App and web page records
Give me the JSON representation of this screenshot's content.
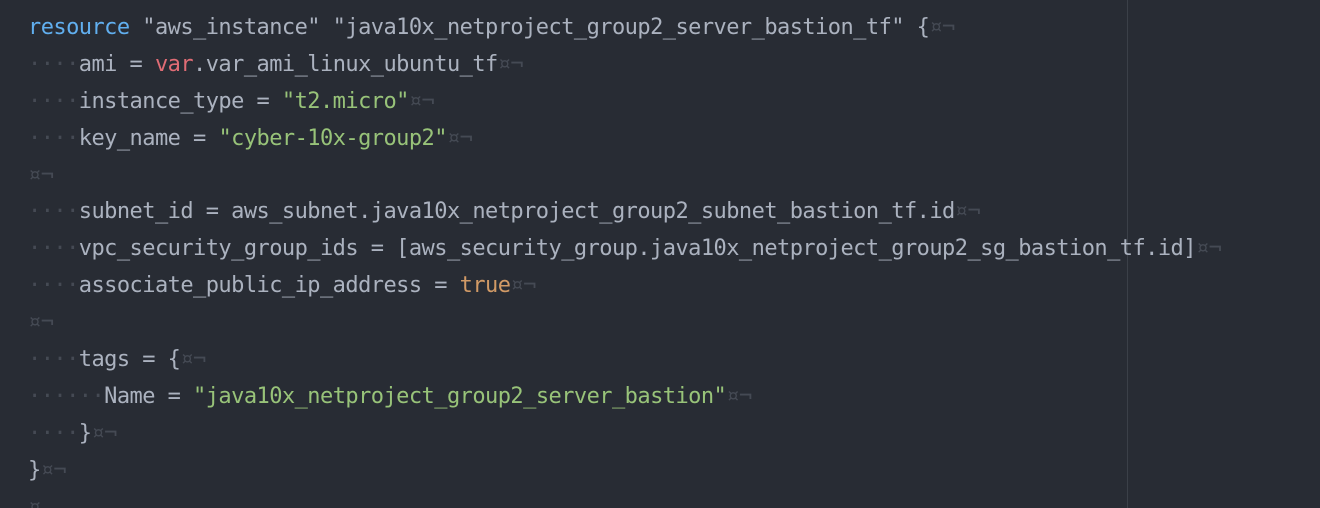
{
  "editor": {
    "lines": [
      [
        {
          "t": "kw",
          "v": "resource"
        },
        {
          "t": "plain",
          "v": " \"aws_instance\" \"java10x_netproject_group2_server_bastion_tf\" {"
        },
        {
          "t": "ws",
          "v": "¤¬"
        }
      ],
      [
        {
          "t": "ws",
          "v": "····"
        },
        {
          "t": "plain",
          "v": "ami = "
        },
        {
          "t": "var",
          "v": "var"
        },
        {
          "t": "plain",
          "v": ".var_ami_linux_ubuntu_tf"
        },
        {
          "t": "ws",
          "v": "¤¬"
        }
      ],
      [
        {
          "t": "ws",
          "v": "····"
        },
        {
          "t": "plain",
          "v": "instance_type = "
        },
        {
          "t": "str",
          "v": "\"t2.micro\""
        },
        {
          "t": "ws",
          "v": "¤¬"
        }
      ],
      [
        {
          "t": "ws",
          "v": "····"
        },
        {
          "t": "plain",
          "v": "key_name = "
        },
        {
          "t": "str",
          "v": "\"cyber-10x-group2\""
        },
        {
          "t": "ws",
          "v": "¤¬"
        }
      ],
      [
        {
          "t": "ws",
          "v": "¤¬"
        }
      ],
      [
        {
          "t": "ws",
          "v": "····"
        },
        {
          "t": "plain",
          "v": "subnet_id = aws_subnet.java10x_netproject_group2_subnet_bastion_tf.id"
        },
        {
          "t": "ws",
          "v": "¤¬"
        }
      ],
      [
        {
          "t": "ws",
          "v": "····"
        },
        {
          "t": "plain",
          "v": "vpc_security_group_ids = [aws_security_group.java10x_netproject_group2_sg_bastion_tf.id]"
        },
        {
          "t": "ws",
          "v": "¤¬"
        }
      ],
      [
        {
          "t": "ws",
          "v": "····"
        },
        {
          "t": "plain",
          "v": "associate_public_ip_address = "
        },
        {
          "t": "bool",
          "v": "true"
        },
        {
          "t": "ws",
          "v": "¤¬"
        }
      ],
      [
        {
          "t": "ws",
          "v": "¤¬"
        }
      ],
      [
        {
          "t": "ws",
          "v": "····"
        },
        {
          "t": "plain",
          "v": "tags = {"
        },
        {
          "t": "ws",
          "v": "¤¬"
        }
      ],
      [
        {
          "t": "ws",
          "v": "······"
        },
        {
          "t": "plain",
          "v": "Name = "
        },
        {
          "t": "str",
          "v": "\"java10x_netproject_group2_server_bastion\""
        },
        {
          "t": "ws",
          "v": "¤¬"
        }
      ],
      [
        {
          "t": "ws",
          "v": "····"
        },
        {
          "t": "plain",
          "v": "}"
        },
        {
          "t": "ws",
          "v": "¤¬"
        }
      ],
      [
        {
          "t": "plain",
          "v": "}"
        },
        {
          "t": "ws",
          "v": "¤¬"
        }
      ],
      [
        {
          "t": "ws",
          "v": "¤"
        }
      ]
    ]
  },
  "colors": {
    "background": "#282c34",
    "keyword": "#61afef",
    "variable": "#e06c75",
    "string": "#98c379",
    "boolean": "#d19a66",
    "text": "#abb2bf",
    "invisibles": "#454a54"
  }
}
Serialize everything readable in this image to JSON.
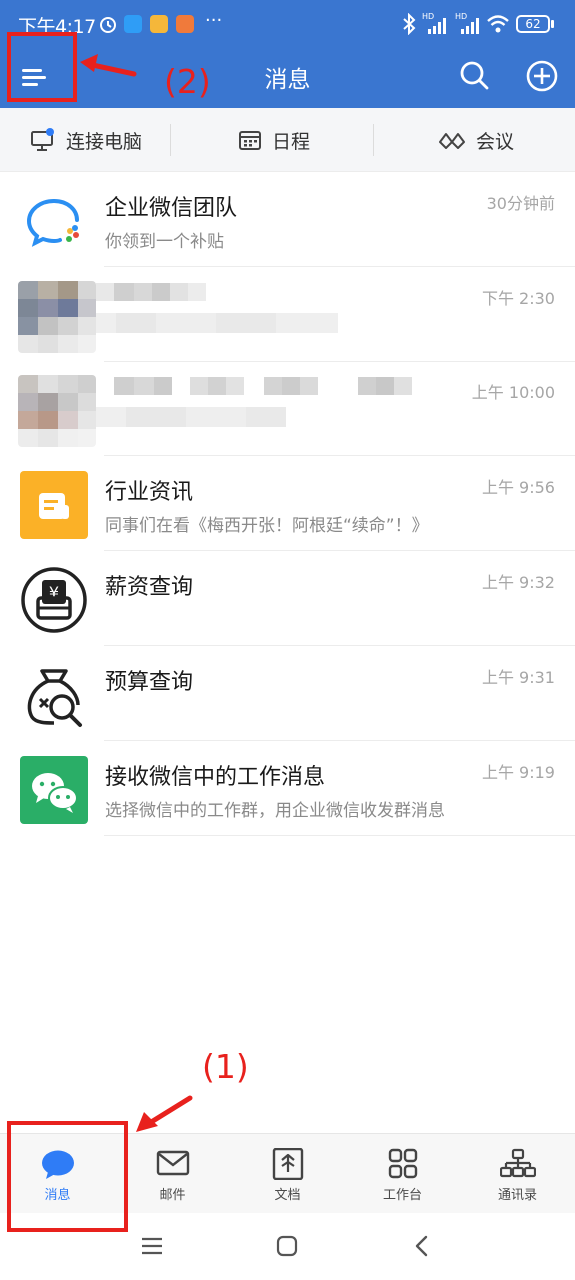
{
  "status_bar": {
    "time": "下午4:17",
    "dots": "···",
    "network_1": "HD",
    "network_2": "HD",
    "battery": "62"
  },
  "header": {
    "title": "消息",
    "menu_icon": "hamburger-menu-icon",
    "search_icon": "search-icon",
    "add_icon": "plus-circle-icon"
  },
  "annotations": {
    "label_1": "(1)",
    "label_2": "(2)",
    "color": "#e8211d"
  },
  "quick_actions": [
    {
      "label": "连接电脑",
      "icon": "monitor-icon"
    },
    {
      "label": "日程",
      "icon": "calendar-icon"
    },
    {
      "label": "会议",
      "icon": "meeting-icon"
    }
  ],
  "messages": [
    {
      "name": "企业微信团队",
      "preview": "你领到一个补贴",
      "time": "30分钟前",
      "avatar": "wecom-logo-icon"
    },
    {
      "name": "",
      "preview": "",
      "time": "下午 2:30",
      "avatar": "blurred"
    },
    {
      "name": "",
      "preview": "",
      "time": "上午 10:00",
      "avatar": "blurred"
    },
    {
      "name": "行业资讯",
      "preview": "同事们在看《梅西开张！阿根廷“续命”！》",
      "time": "上午 9:56",
      "avatar": "news-icon"
    },
    {
      "name": "薪资查询",
      "preview": "",
      "time": "上午 9:32",
      "avatar": "salary-icon"
    },
    {
      "name": "预算查询",
      "preview": "",
      "time": "上午 9:31",
      "avatar": "budget-icon"
    },
    {
      "name": "接收微信中的工作消息",
      "preview": "选择微信中的工作群，用企业微信收发群消息",
      "time": "上午 9:19",
      "avatar": "wechat-icon"
    }
  ],
  "bottom_nav": [
    {
      "label": "消息",
      "icon": "chat-bubble-icon",
      "active": true
    },
    {
      "label": "邮件",
      "icon": "mail-icon",
      "active": false
    },
    {
      "label": "文档",
      "icon": "document-icon",
      "active": false
    },
    {
      "label": "工作台",
      "icon": "workbench-grid-icon",
      "active": false
    },
    {
      "label": "通讯录",
      "icon": "contacts-org-icon",
      "active": false
    }
  ],
  "colors": {
    "header": "#3a76d0",
    "accent": "#2f7cf6",
    "annotation": "#e8211d"
  }
}
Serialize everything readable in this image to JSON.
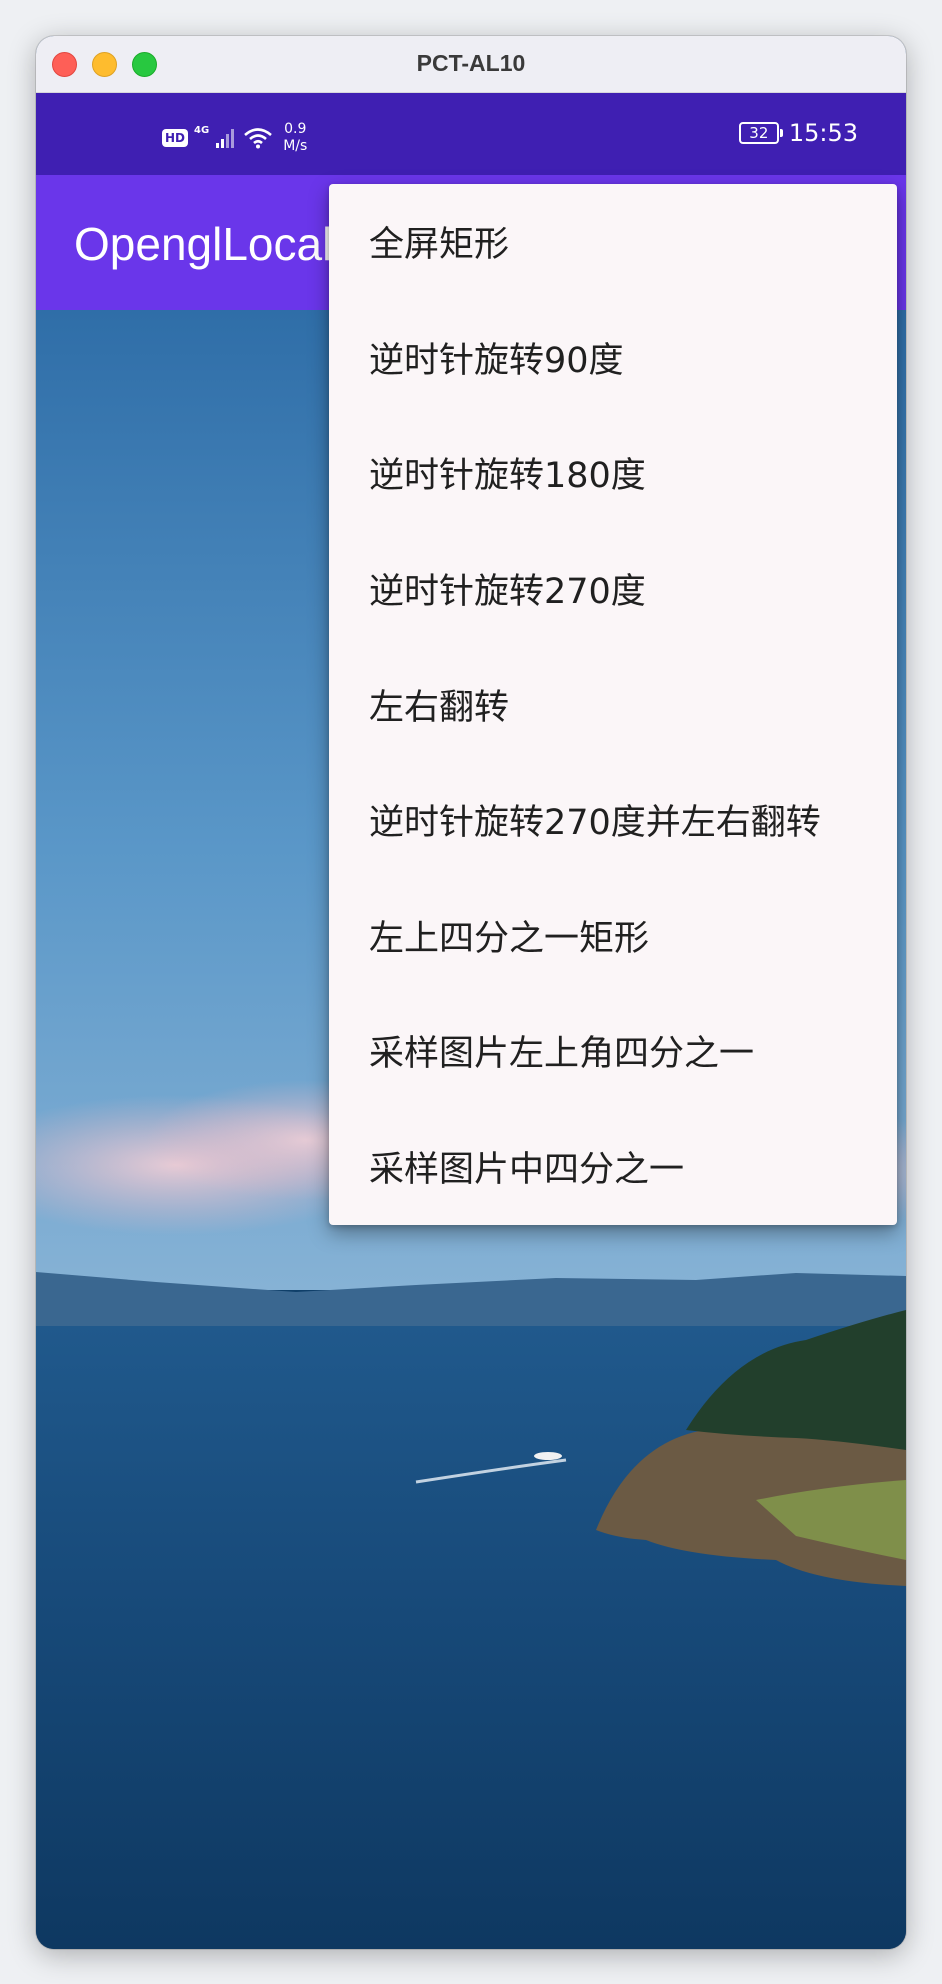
{
  "window": {
    "title": "PCT-AL10"
  },
  "status_bar": {
    "hd_label": "HD",
    "network_label": "4G",
    "speed_value": "0.9",
    "speed_unit": "M/s",
    "battery": "32",
    "time": "15:53"
  },
  "app_bar": {
    "title": "OpenglLocalActivity"
  },
  "menu": {
    "items": [
      "全屏矩形",
      "逆时针旋转90度",
      "逆时针旋转180度",
      "逆时针旋转270度",
      "左右翻转",
      "逆时针旋转270度并左右翻转",
      "左上四分之一矩形",
      "采样图片左上角四分之一",
      "采样图片中四分之一"
    ]
  },
  "colors": {
    "status_bar": "#3f1fb2",
    "app_bar": "#6a36ea",
    "menu_background": "#fbf6f8"
  },
  "icons": [
    "hd-icon",
    "signal-icon",
    "wifi-icon",
    "battery-icon"
  ]
}
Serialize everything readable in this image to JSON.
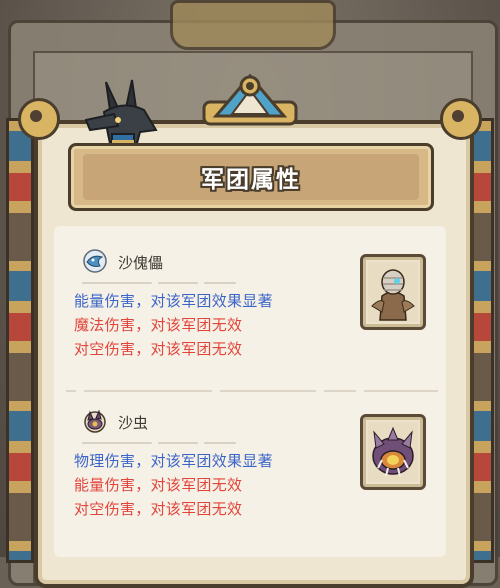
{
  "header": {
    "title": "军团属性"
  },
  "colors": {
    "positive": "#3c65c9",
    "negative": "#e2453c",
    "name": "#3f3a35"
  },
  "units": [
    {
      "name": "沙傀儡",
      "icon": "sand-golem-icon",
      "portrait": "sand-golem-portrait",
      "effects": [
        {
          "text": "能量伤害，对该军团效果显著",
          "type": "positive"
        },
        {
          "text": "魔法伤害，对该军团无效",
          "type": "negative"
        },
        {
          "text": "对空伤害，对该军团无效",
          "type": "negative"
        }
      ]
    },
    {
      "name": "沙虫",
      "icon": "sandworm-icon",
      "portrait": "sandworm-portrait",
      "effects": [
        {
          "text": "物理伤害，对该军团效果显著",
          "type": "positive"
        },
        {
          "text": "能量伤害，对该军团无效",
          "type": "negative"
        },
        {
          "text": "对空伤害，对该军团无效",
          "type": "negative"
        }
      ]
    }
  ]
}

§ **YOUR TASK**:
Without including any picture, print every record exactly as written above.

§ **FINISHED TASK**:
Give me the JSON representation of this screenshot's content.
{
  "editor": {
    "lines": [
      [
        {
          "t": "kw",
          "v": "resource"
        },
        {
          "t": "plain",
          "v": " \"aws_instance\" \"java10x_netproject_group2_server_bastion_tf\" {"
        },
        {
          "t": "ws",
          "v": "¤¬"
        }
      ],
      [
        {
          "t": "ws",
          "v": "····"
        },
        {
          "t": "plain",
          "v": "ami = "
        },
        {
          "t": "var",
          "v": "var"
        },
        {
          "t": "plain",
          "v": ".var_ami_linux_ubuntu_tf"
        },
        {
          "t": "ws",
          "v": "¤¬"
        }
      ],
      [
        {
          "t": "ws",
          "v": "····"
        },
        {
          "t": "plain",
          "v": "instance_type = "
        },
        {
          "t": "str",
          "v": "\"t2.micro\""
        },
        {
          "t": "ws",
          "v": "¤¬"
        }
      ],
      [
        {
          "t": "ws",
          "v": "····"
        },
        {
          "t": "plain",
          "v": "key_name = "
        },
        {
          "t": "str",
          "v": "\"cyber-10x-group2\""
        },
        {
          "t": "ws",
          "v": "¤¬"
        }
      ],
      [
        {
          "t": "ws",
          "v": "¤¬"
        }
      ],
      [
        {
          "t": "ws",
          "v": "····"
        },
        {
          "t": "plain",
          "v": "subnet_id = aws_subnet.java10x_netproject_group2_subnet_bastion_tf.id"
        },
        {
          "t": "ws",
          "v": "¤¬"
        }
      ],
      [
        {
          "t": "ws",
          "v": "····"
        },
        {
          "t": "plain",
          "v": "vpc_security_group_ids = [aws_security_group.java10x_netproject_group2_sg_bastion_tf.id]"
        },
        {
          "t": "ws",
          "v": "¤¬"
        }
      ],
      [
        {
          "t": "ws",
          "v": "····"
        },
        {
          "t": "plain",
          "v": "associate_public_ip_address = "
        },
        {
          "t": "bool",
          "v": "true"
        },
        {
          "t": "ws",
          "v": "¤¬"
        }
      ],
      [
        {
          "t": "ws",
          "v": "¤¬"
        }
      ],
      [
        {
          "t": "ws",
          "v": "····"
        },
        {
          "t": "plain",
          "v": "tags = {"
        },
        {
          "t": "ws",
          "v": "¤¬"
        }
      ],
      [
        {
          "t": "ws",
          "v": "······"
        },
        {
          "t": "plain",
          "v": "Name = "
        },
        {
          "t": "str",
          "v": "\"java10x_netproject_group2_server_bastion\""
        },
        {
          "t": "ws",
          "v": "¤¬"
        }
      ],
      [
        {
          "t": "ws",
          "v": "····"
        },
        {
          "t": "plain",
          "v": "}"
        },
        {
          "t": "ws",
          "v": "¤¬"
        }
      ],
      [
        {
          "t": "plain",
          "v": "}"
        },
        {
          "t": "ws",
          "v": "¤¬"
        }
      ],
      [
        {
          "t": "ws",
          "v": "¤"
        }
      ]
    ]
  },
  "colors": {
    "background": "#282c34",
    "keyword": "#61afef",
    "variable": "#e06c75",
    "string": "#98c379",
    "boolean": "#d19a66",
    "text": "#abb2bf",
    "invisibles": "#454a54"
  }
}
Serialize everything readable in this image to JSON.
{
  "status_bar": {
    "time": "下午4:17",
    "dots": "···",
    "network_1": "HD",
    "network_2": "HD",
    "battery": "62"
  },
  "header": {
    "title": "消息",
    "menu_icon": "hamburger-menu-icon",
    "search_icon": "search-icon",
    "add_icon": "plus-circle-icon"
  },
  "annotations": {
    "label_1": "(1)",
    "label_2": "(2)",
    "color": "#e8211d"
  },
  "quick_actions": [
    {
      "label": "连接电脑",
      "icon": "monitor-icon"
    },
    {
      "label": "日程",
      "icon": "calendar-icon"
    },
    {
      "label": "会议",
      "icon": "meeting-icon"
    }
  ],
  "messages": [
    {
      "name": "企业微信团队",
      "preview": "你领到一个补贴",
      "time": "30分钟前",
      "avatar": "wecom-logo-icon"
    },
    {
      "name": "",
      "preview": "",
      "time": "下午 2:30",
      "avatar": "blurred"
    },
    {
      "name": "",
      "preview": "",
      "time": "上午 10:00",
      "avatar": "blurred"
    },
    {
      "name": "行业资讯",
      "preview": "同事们在看《梅西开张！阿根廷“续命”！》",
      "time": "上午 9:56",
      "avatar": "news-icon"
    },
    {
      "name": "薪资查询",
      "preview": "",
      "time": "上午 9:32",
      "avatar": "salary-icon"
    },
    {
      "name": "预算查询",
      "preview": "",
      "time": "上午 9:31",
      "avatar": "budget-icon"
    },
    {
      "name": "接收微信中的工作消息",
      "preview": "选择微信中的工作群，用企业微信收发群消息",
      "time": "上午 9:19",
      "avatar": "wechat-icon"
    }
  ],
  "bottom_nav": [
    {
      "label": "消息",
      "icon": "chat-bubble-icon",
      "active": true
    },
    {
      "label": "邮件",
      "icon": "mail-icon",
      "active": false
    },
    {
      "label": "文档",
      "icon": "document-icon",
      "active": false
    },
    {
      "label": "工作台",
      "icon": "workbench-grid-icon",
      "active": false
    },
    {
      "label": "通讯录",
      "icon": "contacts-org-icon",
      "active": false
    }
  ],
  "colors": {
    "header": "#3a76d0",
    "accent": "#2f7cf6",
    "annotation": "#e8211d"
  }
}
Serialize everything readable in this image to JSON.
{
  "window": {
    "title": "PCT-AL10"
  },
  "status_bar": {
    "hd_label": "HD",
    "network_label": "4G",
    "speed_value": "0.9",
    "speed_unit": "M/s",
    "battery": "32",
    "time": "15:53"
  },
  "app_bar": {
    "title": "OpenglLocalActivity"
  },
  "menu": {
    "items": [
      "全屏矩形",
      "逆时针旋转90度",
      "逆时针旋转180度",
      "逆时针旋转270度",
      "左右翻转",
      "逆时针旋转270度并左右翻转",
      "左上四分之一矩形",
      "采样图片左上角四分之一",
      "采样图片中四分之一"
    ]
  },
  "colors": {
    "status_bar": "#3f1fb2",
    "app_bar": "#6a36ea",
    "menu_background": "#fbf6f8"
  },
  "icons": [
    "hd-icon",
    "signal-icon",
    "wifi-icon",
    "battery-icon"
  ]
}
Serialize everything readable in this image to JSON.
{
  "header": {
    "title": "军团属性"
  },
  "colors": {
    "positive": "#3c65c9",
    "negative": "#e2453c",
    "name": "#3f3a35"
  },
  "units": [
    {
      "name": "沙傀儡",
      "icon": "sand-golem-icon",
      "portrait": "sand-golem-portrait",
      "effects": [
        {
          "text": "能量伤害，对该军团效果显著",
          "type": "positive"
        },
        {
          "text": "魔法伤害，对该军团无效",
          "type": "negative"
        },
        {
          "text": "对空伤害，对该军团无效",
          "type": "negative"
        }
      ]
    },
    {
      "name": "沙虫",
      "icon": "sandworm-icon",
      "portrait": "sandworm-portrait",
      "effects": [
        {
          "text": "物理伤害，对该军团效果显著",
          "type": "positive"
        },
        {
          "text": "能量伤害，对该军团无效",
          "type": "negative"
        },
        {
          "text": "对空伤害，对该军团无效",
          "type": "negative"
        }
      ]
    }
  ]
}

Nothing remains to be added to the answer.